The next forking is from control 10 to control 13/14. Here the runners either skip the 11th or the 13th on the map below. Skipping the 11th can save you quite a few seconds if you take the correct routechoice around to the left as Friederich does (4-6 seconds lost with extra control). Skipping the 13th seems to save you even a few more seconds based on the runners on the first leg (Switzerland loses 10 seconds, Sweden 8 seconds), and thus Denmark’s forking seems to maybe be a little bit faster on this first leg. However, Vinogradov’s analysis by looking at the last leg in addition shows exactly the opposite, Klingenberg’s forking being 5 seconds slower. This is due to the last leg runners being faster in this part of the race. Thus no clear conclusion to be made here, but Klingenberg probably runs faster than all the other first leg runners here. Overall on the first leg Klingenberg uses this place to increase her lead.
Then another control were Klingenberg simply runs faster – now also the forking gives her a few seconds advantage (at least according to Vinogradov’s analysis – and on the map it also looks slightly faster).
And in the easy part in the park in the end Klingenberg simply ran faster – and did the correct choices.
Leg 4: Women’s last leg – Alm’s triumph, Wyder with wrong routes
Just a quicker look at the last leg based on the analysis for the first leg above. Wyder and Alm had the long forking to the first control and lost some seconds to the best chasers.
Alm has the longest forking at the 3rd control, but still manages to run the same time as Wyder – a big advantage ahead of the next forking at the 7th control where Wyder will now have a 7-8 second longer forking, but she has no gap from this 3rd control like she normally should have had.
To the 5th control Alm simply runs faster.

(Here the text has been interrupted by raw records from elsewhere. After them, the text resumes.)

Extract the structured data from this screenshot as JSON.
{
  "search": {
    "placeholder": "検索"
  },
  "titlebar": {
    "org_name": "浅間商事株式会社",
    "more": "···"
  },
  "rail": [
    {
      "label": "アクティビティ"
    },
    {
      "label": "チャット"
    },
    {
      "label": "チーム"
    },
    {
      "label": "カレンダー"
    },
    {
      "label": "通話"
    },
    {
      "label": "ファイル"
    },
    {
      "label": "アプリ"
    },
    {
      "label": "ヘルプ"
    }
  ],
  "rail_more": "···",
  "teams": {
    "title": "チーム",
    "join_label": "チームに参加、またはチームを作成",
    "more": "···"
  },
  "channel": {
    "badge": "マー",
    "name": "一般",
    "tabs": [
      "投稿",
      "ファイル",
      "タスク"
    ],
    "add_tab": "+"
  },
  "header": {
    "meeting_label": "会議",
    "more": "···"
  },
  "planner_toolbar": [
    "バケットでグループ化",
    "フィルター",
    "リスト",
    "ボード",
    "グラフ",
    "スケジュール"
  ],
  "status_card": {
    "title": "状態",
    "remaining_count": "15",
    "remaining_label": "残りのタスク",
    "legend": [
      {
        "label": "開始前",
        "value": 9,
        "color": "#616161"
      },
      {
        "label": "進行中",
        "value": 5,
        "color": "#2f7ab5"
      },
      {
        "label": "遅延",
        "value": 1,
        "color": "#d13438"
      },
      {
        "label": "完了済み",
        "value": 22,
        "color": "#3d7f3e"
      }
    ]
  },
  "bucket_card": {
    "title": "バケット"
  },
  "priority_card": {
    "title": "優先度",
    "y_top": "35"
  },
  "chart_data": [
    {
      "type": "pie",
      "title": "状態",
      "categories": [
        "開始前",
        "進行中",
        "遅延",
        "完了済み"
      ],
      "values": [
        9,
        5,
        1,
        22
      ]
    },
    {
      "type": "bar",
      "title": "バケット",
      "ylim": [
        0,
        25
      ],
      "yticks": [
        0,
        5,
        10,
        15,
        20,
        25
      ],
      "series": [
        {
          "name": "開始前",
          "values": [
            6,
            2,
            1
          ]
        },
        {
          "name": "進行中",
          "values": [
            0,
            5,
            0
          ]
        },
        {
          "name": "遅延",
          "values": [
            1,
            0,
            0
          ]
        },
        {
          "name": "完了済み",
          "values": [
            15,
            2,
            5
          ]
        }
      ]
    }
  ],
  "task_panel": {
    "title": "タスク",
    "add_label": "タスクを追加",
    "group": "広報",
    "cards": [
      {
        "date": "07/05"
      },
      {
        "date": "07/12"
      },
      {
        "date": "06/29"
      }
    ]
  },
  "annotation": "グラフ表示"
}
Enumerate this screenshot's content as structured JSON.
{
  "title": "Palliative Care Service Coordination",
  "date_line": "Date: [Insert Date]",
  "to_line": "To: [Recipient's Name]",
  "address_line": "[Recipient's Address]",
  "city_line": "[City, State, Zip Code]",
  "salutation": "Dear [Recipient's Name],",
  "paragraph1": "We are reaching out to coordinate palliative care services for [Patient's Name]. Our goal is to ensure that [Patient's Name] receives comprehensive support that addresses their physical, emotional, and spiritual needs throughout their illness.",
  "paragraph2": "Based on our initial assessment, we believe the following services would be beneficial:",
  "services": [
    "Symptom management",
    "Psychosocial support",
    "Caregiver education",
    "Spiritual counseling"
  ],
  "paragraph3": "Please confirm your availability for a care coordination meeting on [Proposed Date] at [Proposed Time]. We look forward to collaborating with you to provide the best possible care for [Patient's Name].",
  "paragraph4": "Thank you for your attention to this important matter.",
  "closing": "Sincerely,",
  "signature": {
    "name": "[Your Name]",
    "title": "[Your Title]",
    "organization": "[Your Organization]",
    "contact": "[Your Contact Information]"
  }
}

The difference in routechoice here is not decisive.
Then Alm has the advantage of the shorter forking at control 7, and beats Wyder with 13 seconds. This is partly due to shorter forking (7-8 seconds?) and partly due to higher running speed. Hausken Nordberg with the same forking is 5 seconds slower. Sweden’s Ohlsson who also has the same forking is 22(!) seconds slower. Russia’s Vinogradova has Wyder’s forking and loses just as much time as Wyder – 13 seconds.
Then the leg to number 10 is again decisive. Sweden’s Ohlsson misses an opening and loses more than 10 seconds due to this mistake. Wyder takes a longer routechoice and has lower speed – loses 19(!) seconds to Alm on this leg alone.
Another really bad routechoice by Wyder to control 11 – here she loses 23(!) seconds to Alm. Not all of the time loss is due to the routechoice (which is maybe more a mistake than a routechoice), but the routechoice in itself is at least 10 seconds slower.
Leg 2: Illustrations only
Note that the names of Tue Lassen and Søren Bobach seem to have been swapped here. This is actually Lassen running.